## Exercise
Copy the listing that follows, line for line, without a single difference.

== Segment start ==

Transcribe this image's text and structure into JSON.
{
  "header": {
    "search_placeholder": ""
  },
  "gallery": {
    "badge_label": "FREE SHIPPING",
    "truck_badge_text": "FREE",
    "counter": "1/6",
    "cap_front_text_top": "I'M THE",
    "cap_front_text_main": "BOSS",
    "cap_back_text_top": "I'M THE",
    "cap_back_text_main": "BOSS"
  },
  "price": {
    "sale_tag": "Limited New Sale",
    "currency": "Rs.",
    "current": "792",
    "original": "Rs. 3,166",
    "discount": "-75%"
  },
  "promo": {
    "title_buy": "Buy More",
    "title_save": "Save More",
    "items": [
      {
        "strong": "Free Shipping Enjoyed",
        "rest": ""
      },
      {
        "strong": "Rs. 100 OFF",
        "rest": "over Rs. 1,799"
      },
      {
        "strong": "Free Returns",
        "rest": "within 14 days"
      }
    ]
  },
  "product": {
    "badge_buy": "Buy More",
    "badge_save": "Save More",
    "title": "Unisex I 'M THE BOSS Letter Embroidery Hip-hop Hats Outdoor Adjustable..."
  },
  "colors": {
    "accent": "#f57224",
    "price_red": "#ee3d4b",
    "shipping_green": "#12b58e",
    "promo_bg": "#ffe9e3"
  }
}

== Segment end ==

## Written reply
Transcribe this image's text and structure into JSON.
{
  "header": {
    "search_placeholder": ""
  },
  "gallery": {
    "badge_label": "FREE SHIPPING",
    "truck_badge_text": "FREE",
    "counter": "1/6",
    "cap_front_text_top": "I'M THE",
    "cap_front_text_main": "BOSS",
    "cap_back_text_top": "I'M THE",
    "cap_back_text_main": "BOSS"
  },
  "price": {
    "sale_tag": "Limited New Sale",
    "currency": "Rs.",
    "current": "792",
    "original": "Rs. 3,166",
    "discount": "-75%"
  },
  "promo": {
    "title_buy": "Buy More",
    "title_save": "Save More",
    "items": [
      {
        "strong": "Free Shipping Enjoyed",
        "rest": ""
      },
      {
        "strong": "Rs. 100 OFF",
        "rest": "over Rs. 1,799"
      },
      {
        "strong": "Free Returns",
        "rest": "within 14 days"
      }
    ]
  },
  "product": {
    "badge_buy": "Buy More",
    "badge_save": "Save More",
    "title": "Unisex I 'M THE BOSS Letter Embroidery Hip-hop Hats Outdoor Adjustable..."
  },
  "colors": {
    "accent": "#f57224",
    "price_red": "#ee3d4b",
    "shipping_green": "#12b58e",
    "promo_bg": "#ffe9e3"
  }
}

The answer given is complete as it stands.